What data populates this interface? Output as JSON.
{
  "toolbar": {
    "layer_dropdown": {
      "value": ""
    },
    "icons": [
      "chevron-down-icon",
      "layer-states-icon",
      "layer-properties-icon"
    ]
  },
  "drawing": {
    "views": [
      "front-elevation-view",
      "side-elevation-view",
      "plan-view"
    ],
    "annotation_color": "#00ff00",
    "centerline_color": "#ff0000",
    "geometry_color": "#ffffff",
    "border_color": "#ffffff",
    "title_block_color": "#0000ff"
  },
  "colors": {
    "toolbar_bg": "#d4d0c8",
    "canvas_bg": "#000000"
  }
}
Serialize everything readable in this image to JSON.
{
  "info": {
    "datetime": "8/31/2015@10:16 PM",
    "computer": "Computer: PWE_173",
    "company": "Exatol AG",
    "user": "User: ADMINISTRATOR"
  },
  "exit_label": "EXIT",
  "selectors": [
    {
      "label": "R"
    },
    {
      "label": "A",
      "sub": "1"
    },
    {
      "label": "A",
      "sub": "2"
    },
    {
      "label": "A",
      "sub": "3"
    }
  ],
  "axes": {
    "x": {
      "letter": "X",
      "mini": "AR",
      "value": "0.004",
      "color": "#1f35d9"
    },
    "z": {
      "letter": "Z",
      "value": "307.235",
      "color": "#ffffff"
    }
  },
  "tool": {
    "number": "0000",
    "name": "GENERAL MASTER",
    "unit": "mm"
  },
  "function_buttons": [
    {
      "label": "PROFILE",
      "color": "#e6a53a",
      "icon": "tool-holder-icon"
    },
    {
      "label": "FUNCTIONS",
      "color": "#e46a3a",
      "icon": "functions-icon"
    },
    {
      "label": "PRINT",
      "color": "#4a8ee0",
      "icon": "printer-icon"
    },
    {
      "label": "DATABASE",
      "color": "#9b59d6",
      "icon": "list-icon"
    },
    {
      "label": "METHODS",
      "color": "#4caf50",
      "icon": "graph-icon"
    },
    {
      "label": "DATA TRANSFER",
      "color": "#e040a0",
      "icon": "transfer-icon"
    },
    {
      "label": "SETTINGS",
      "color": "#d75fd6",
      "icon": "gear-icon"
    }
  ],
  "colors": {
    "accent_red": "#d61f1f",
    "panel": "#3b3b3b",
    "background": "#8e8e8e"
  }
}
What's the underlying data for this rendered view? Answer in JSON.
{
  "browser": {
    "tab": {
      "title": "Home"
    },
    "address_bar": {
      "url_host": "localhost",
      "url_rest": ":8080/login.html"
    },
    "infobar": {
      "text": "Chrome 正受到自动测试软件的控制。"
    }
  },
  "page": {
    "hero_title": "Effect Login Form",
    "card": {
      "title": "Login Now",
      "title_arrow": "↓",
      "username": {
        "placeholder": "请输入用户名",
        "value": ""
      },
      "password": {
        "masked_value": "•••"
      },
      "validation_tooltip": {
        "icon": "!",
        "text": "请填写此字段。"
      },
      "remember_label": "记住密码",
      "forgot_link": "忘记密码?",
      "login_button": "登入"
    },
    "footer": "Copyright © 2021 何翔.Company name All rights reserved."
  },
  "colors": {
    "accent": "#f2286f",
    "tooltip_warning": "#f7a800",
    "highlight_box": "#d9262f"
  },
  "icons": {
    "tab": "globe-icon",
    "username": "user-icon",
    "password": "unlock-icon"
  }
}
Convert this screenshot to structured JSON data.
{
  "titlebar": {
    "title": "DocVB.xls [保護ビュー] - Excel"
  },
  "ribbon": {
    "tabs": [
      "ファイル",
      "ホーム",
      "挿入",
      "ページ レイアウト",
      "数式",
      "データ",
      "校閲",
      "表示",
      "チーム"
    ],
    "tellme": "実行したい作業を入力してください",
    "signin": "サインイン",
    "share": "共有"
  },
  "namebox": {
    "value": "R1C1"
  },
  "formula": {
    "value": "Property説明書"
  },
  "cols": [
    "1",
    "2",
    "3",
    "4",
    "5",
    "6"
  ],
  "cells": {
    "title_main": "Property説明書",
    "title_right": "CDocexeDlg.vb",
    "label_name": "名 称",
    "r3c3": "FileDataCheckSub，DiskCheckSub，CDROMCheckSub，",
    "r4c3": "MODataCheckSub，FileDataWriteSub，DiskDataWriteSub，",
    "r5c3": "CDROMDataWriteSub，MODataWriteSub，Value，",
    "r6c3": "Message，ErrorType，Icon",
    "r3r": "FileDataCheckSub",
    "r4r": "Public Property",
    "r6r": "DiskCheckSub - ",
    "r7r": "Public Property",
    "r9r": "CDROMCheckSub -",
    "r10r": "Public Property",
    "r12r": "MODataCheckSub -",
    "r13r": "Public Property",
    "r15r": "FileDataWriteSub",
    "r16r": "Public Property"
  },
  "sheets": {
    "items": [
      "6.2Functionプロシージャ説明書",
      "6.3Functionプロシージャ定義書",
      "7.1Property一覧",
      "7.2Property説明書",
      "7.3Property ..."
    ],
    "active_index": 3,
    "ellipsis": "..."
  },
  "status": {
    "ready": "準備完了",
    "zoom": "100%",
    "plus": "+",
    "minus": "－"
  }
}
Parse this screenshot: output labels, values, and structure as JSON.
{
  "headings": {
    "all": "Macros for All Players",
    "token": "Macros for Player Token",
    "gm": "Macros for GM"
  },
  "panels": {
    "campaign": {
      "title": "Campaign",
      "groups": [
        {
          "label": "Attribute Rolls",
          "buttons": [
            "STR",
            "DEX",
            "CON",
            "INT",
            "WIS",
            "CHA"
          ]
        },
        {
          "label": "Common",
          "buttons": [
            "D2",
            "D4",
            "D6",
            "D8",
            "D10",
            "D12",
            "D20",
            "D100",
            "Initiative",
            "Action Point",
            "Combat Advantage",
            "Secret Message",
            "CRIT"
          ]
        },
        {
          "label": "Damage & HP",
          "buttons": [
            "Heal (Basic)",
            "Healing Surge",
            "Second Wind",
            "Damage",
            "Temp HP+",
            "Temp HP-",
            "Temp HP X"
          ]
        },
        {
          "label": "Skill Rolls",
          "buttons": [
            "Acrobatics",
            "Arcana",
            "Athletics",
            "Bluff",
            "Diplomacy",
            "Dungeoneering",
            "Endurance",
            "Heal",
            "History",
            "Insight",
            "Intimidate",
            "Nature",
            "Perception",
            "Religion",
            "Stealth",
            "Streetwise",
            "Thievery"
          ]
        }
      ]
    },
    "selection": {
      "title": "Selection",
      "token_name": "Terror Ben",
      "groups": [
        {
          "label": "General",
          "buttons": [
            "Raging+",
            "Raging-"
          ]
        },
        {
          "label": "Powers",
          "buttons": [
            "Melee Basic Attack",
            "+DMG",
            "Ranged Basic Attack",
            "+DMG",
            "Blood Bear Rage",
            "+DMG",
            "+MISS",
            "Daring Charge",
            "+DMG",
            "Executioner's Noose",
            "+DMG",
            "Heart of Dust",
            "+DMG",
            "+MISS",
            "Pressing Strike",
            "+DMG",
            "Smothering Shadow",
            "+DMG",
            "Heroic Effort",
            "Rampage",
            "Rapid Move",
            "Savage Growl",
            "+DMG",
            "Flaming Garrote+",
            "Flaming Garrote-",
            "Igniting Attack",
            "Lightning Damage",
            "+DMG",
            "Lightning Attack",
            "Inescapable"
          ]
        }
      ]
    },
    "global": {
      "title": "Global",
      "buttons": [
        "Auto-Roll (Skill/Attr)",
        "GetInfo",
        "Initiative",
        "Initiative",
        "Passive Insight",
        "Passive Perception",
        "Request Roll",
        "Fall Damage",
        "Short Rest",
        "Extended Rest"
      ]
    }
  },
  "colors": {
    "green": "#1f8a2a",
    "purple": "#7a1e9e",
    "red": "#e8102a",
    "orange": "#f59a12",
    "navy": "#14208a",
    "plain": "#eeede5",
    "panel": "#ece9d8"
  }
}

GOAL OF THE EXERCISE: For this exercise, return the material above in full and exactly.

OUTPUT OF THE EXERCISE:
What data populates this interface? Output as JSON.
{
  "toolbar": {
    "layer_dropdown": {
      "value": ""
    },
    "icons": [
      "chevron-down-icon",
      "layer-states-icon",
      "layer-properties-icon"
    ]
  },
  "drawing": {
    "views": [
      "front-elevation-view",
      "side-elevation-view",
      "plan-view"
    ],
    "annotation_color": "#00ff00",
    "centerline_color": "#ff0000",
    "geometry_color": "#ffffff",
    "border_color": "#ffffff",
    "title_block_color": "#0000ff"
  },
  "colors": {
    "toolbar_bg": "#d4d0c8",
    "canvas_bg": "#000000"
  }
}
Serialize everything readable in this image to JSON.
{
  "info": {
    "datetime": "8/31/2015@10:16 PM",
    "computer": "Computer: PWE_173",
    "company": "Exatol AG",
    "user": "User: ADMINISTRATOR"
  },
  "exit_label": "EXIT",
  "selectors": [
    {
      "label": "R"
    },
    {
      "label": "A",
      "sub": "1"
    },
    {
      "label": "A",
      "sub": "2"
    },
    {
      "label": "A",
      "sub": "3"
    }
  ],
  "axes": {
    "x": {
      "letter": "X",
      "mini": "AR",
      "value": "0.004",
      "color": "#1f35d9"
    },
    "z": {
      "letter": "Z",
      "value": "307.235",
      "color": "#ffffff"
    }
  },
  "tool": {
    "number": "0000",
    "name": "GENERAL MASTER",
    "unit": "mm"
  },
  "function_buttons": [
    {
      "label": "PROFILE",
      "color": "#e6a53a",
      "icon": "tool-holder-icon"
    },
    {
      "label": "FUNCTIONS",
      "color": "#e46a3a",
      "icon": "functions-icon"
    },
    {
      "label": "PRINT",
      "color": "#4a8ee0",
      "icon": "printer-icon"
    },
    {
      "label": "DATABASE",
      "color": "#9b59d6",
      "icon": "list-icon"
    },
    {
      "label": "METHODS",
      "color": "#4caf50",
      "icon": "graph-icon"
    },
    {
      "label": "DATA TRANSFER",
      "color": "#e040a0",
      "icon": "transfer-icon"
    },
    {
      "label": "SETTINGS",
      "color": "#d75fd6",
      "icon": "gear-icon"
    }
  ],
  "colors": {
    "accent_red": "#d61f1f",
    "panel": "#3b3b3b",
    "background": "#8e8e8e"
  }
}
What's the underlying data for this rendered view? Answer in JSON.
{
  "browser": {
    "tab": {
      "title": "Home"
    },
    "address_bar": {
      "url_host": "localhost",
      "url_rest": ":8080/login.html"
    },
    "infobar": {
      "text": "Chrome 正受到自动测试软件的控制。"
    }
  },
  "page": {
    "hero_title": "Effect Login Form",
    "card": {
      "title": "Login Now",
      "title_arrow": "↓",
      "username": {
        "placeholder": "请输入用户名",
        "value": ""
      },
      "password": {
        "masked_value": "•••"
      },
      "validation_tooltip": {
        "icon": "!",
        "text": "请填写此字段。"
      },
      "remember_label": "记住密码",
      "forgot_link": "忘记密码?",
      "login_button": "登入"
    },
    "footer": "Copyright © 2021 何翔.Company name All rights reserved."
  },
  "colors": {
    "accent": "#f2286f",
    "tooltip_warning": "#f7a800",
    "highlight_box": "#d9262f"
  },
  "icons": {
    "tab": "globe-icon",
    "username": "user-icon",
    "password": "unlock-icon"
  }
}
Convert this screenshot to structured JSON data.
{
  "titlebar": {
    "title": "DocVB.xls [保護ビュー] - Excel"
  },
  "ribbon": {
    "tabs": [
      "ファイル",
      "ホーム",
      "挿入",
      "ページ レイアウト",
      "数式",
      "データ",
      "校閲",
      "表示",
      "チーム"
    ],
    "tellme": "実行したい作業を入力してください",
    "signin": "サインイン",
    "share": "共有"
  },
  "namebox": {
    "value": "R1C1"
  },
  "formula": {
    "value": "Property説明書"
  },
  "cols": [
    "1",
    "2",
    "3",
    "4",
    "5",
    "6"
  ],
  "cells": {
    "title_main": "Property説明書",
    "title_right": "CDocexeDlg.vb",
    "label_name": "名 称",
    "r3c3": "FileDataCheckSub，DiskCheckSub，CDROMCheckSub，",
    "r4c3": "MODataCheckSub，FileDataWriteSub，DiskDataWriteSub，",
    "r5c3": "CDROMDataWriteSub，MODataWriteSub，Value，",
    "r6c3": "Message，ErrorType，Icon",
    "r3r": "FileDataCheckSub",
    "r4r": "Public Property",
    "r6r": "DiskCheckSub - ",
    "r7r": "Public Property",
    "r9r": "CDROMCheckSub -",
    "r10r": "Public Property",
    "r12r": "MODataCheckSub -",
    "r13r": "Public Property",
    "r15r": "FileDataWriteSub",
    "r16r": "Public Property"
  },
  "sheets": {
    "items": [
      "6.2Functionプロシージャ説明書",
      "6.3Functionプロシージャ定義書",
      "7.1Property一覧",
      "7.2Property説明書",
      "7.3Property ..."
    ],
    "active_index": 3,
    "ellipsis": "..."
  },
  "status": {
    "ready": "準備完了",
    "zoom": "100%",
    "plus": "+",
    "minus": "－"
  }
}
Parse this screenshot: output labels, values, and structure as JSON.
{
  "headings": {
    "all": "Macros for All Players",
    "token": "Macros for Player Token",
    "gm": "Macros for GM"
  },
  "panels": {
    "campaign": {
      "title": "Campaign",
      "groups": [
        {
          "label": "Attribute Rolls",
          "buttons": [
            "STR",
            "DEX",
            "CON",
            "INT",
            "WIS",
            "CHA"
          ]
        },
        {
          "label": "Common",
          "buttons": [
            "D2",
            "D4",
            "D6",
            "D8",
            "D10",
            "D12",
            "D20",
            "D100",
            "Initiative",
            "Action Point",
            "Combat Advantage",
            "Secret Message",
            "CRIT"
          ]
        },
        {
          "label": "Damage & HP",
          "buttons": [
            "Heal (Basic)",
            "Healing Surge",
            "Second Wind",
            "Damage",
            "Temp HP+",
            "Temp HP-",
            "Temp HP X"
          ]
        },
        {
          "label": "Skill Rolls",
          "buttons": [
            "Acrobatics",
            "Arcana",
            "Athletics",
            "Bluff",
            "Diplomacy",
            "Dungeoneering",
            "Endurance",
            "Heal",
            "History",
            "Insight",
            "Intimidate",
            "Nature",
            "Perception",
            "Religion",
            "Stealth",
            "Streetwise",
            "Thievery"
          ]
        }
      ]
    },
    "selection": {
      "title": "Selection",
      "token_name": "Terror Ben",
      "groups": [
        {
          "label": "General",
          "buttons": [
            "Raging+",
            "Raging-"
          ]
        },
        {
          "label": "Powers",
          "buttons": [
            "Melee Basic Attack",
            "+DMG",
            "Ranged Basic Attack",
            "+DMG",
            "Blood Bear Rage",
            "+DMG",
            "+MISS",
            "Daring Charge",
            "+DMG",
            "Executioner's Noose",
            "+DMG",
            "Heart of Dust",
            "+DMG",
            "+MISS",
            "Pressing Strike",
            "+DMG",
            "Smothering Shadow",
            "+DMG",
            "Heroic Effort",
            "Rampage",
            "Rapid Move",
            "Savage Growl",
            "+DMG",
            "Flaming Garrote+",
            "Flaming Garrote-",
            "Igniting Attack",
            "Lightning Damage",
            "+DMG",
            "Lightning Attack",
            "Inescapable"
          ]
        }
      ]
    },
    "global": {
      "title": "Global",
      "buttons": [
        "Auto-Roll (Skill/Attr)",
        "GetInfo",
        "Initiative",
        "Initiative",
        "Passive Insight",
        "Passive Perception",
        "Request Roll",
        "Fall Damage",
        "Short Rest",
        "Extended Rest"
      ]
    }
  },
  "colors": {
    "green": "#1f8a2a",
    "purple": "#7a1e9e",
    "red": "#e8102a",
    "orange": "#f59a12",
    "navy": "#14208a",
    "plain": "#eeede5",
    "panel": "#ece9d8"
  }
}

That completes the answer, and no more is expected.